The family of a woman killed when a man fleeing from police crashed into her car is alleging the city of Long Beach bears at least some responsibility for her death.

Police say they had just started pursuing a stolen van when it slammed into a car holding Jessica Bingaman and six dogs on May 7 at Third Street and Temple Avenue.

Last month, Bingaman’s mother, DonAnn Lawson, filed a wrongful death claim against the city of Long Beach on behalf of Bingaman’s 11-year-old daughter. Such a claim is typically a precursor to a lawsuit.

“The Long Beach Police Department knew the driver who caused the crash because of his previous involvement with the police but pursued him anyway,” the claim alleges.

The claim doesn’t specify what compensation Lawson is seeking. The Long Beach City Attorney’s office declined to comment.

“Any loss of life, regardless of the circumstances is always tragic,” the LBPD said in a statement. “We are fully cooperating with the City Attorney’s Office in the pending litigation.”

There is also an ongoing internal affairs investigation into officers’ decisions and tactics leading up to the crash, according to the department.

Bingaman was a beloved Rose Park resident who owned The Pawtenders dog walking and training business.

Jessie Bingaman, courtesy Pawtenders Memorial.

After her death, friends raised more than $40,000 to set up a pet-rescue fund in her name and a college fund for her daughter.

The man accused of driving the van, 43-year-old Javier Olivarez Jr., has been charged with crimes including murder and multiple counts of animal cruelty, according to court records. Five of the six dogs who’d been in the car with Bingaman died in the crash. He’s pleaded not guilty to the charges.

Olivarez is a gang member who’d previously been arrested 20 times, according to Long Beach police. However, despite the claim’s allegation to the contrary, police previously said they didn’t know who was driving the van before the crash; they only knew it was stolen.

When police should pursue a suspect is a difficult decision that can depend on a host of factors, according to experts.

The LBPD asks its officers to consider 15 different elements—ranging from traffic conditions to the likelihood of catching a driver—before starting to chase a car.

Regardless of whether police make good decisions in pursuits, it can be difficult to sue over them.

As long as California police departments follow certain training standards, they’re immune from any legal liability “even when officers do not follow the vehicle pursuit policy their agency has adopted,” according to a Los Angeles County Civil Grand Jury report published in 2017.

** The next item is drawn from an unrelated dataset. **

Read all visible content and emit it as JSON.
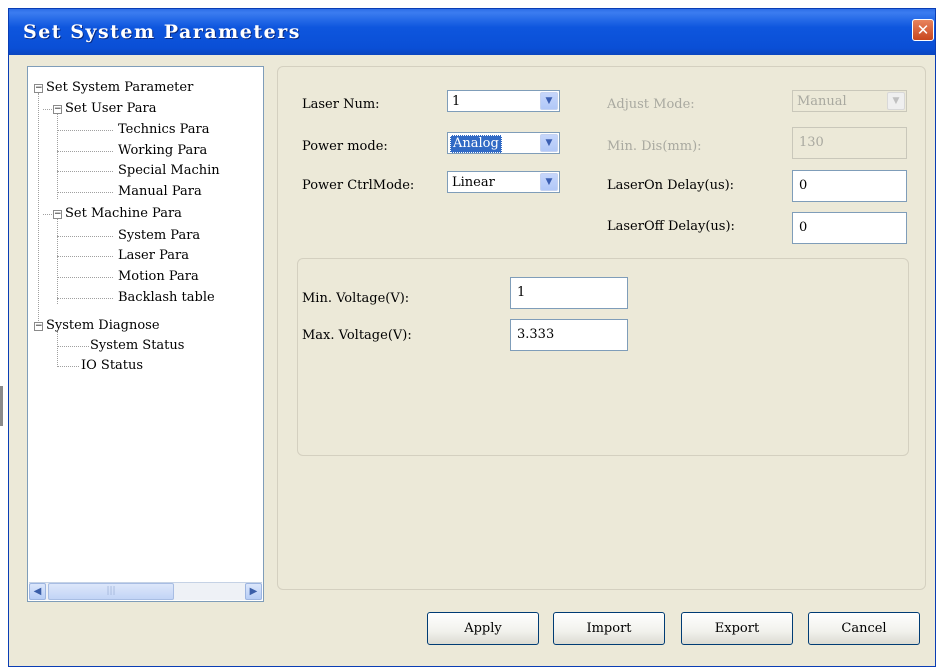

Jeremiah Dobruck is managing editor of the Long Beach Post. Reach him at [email protected] or @jeremiahdobruck on Twitter.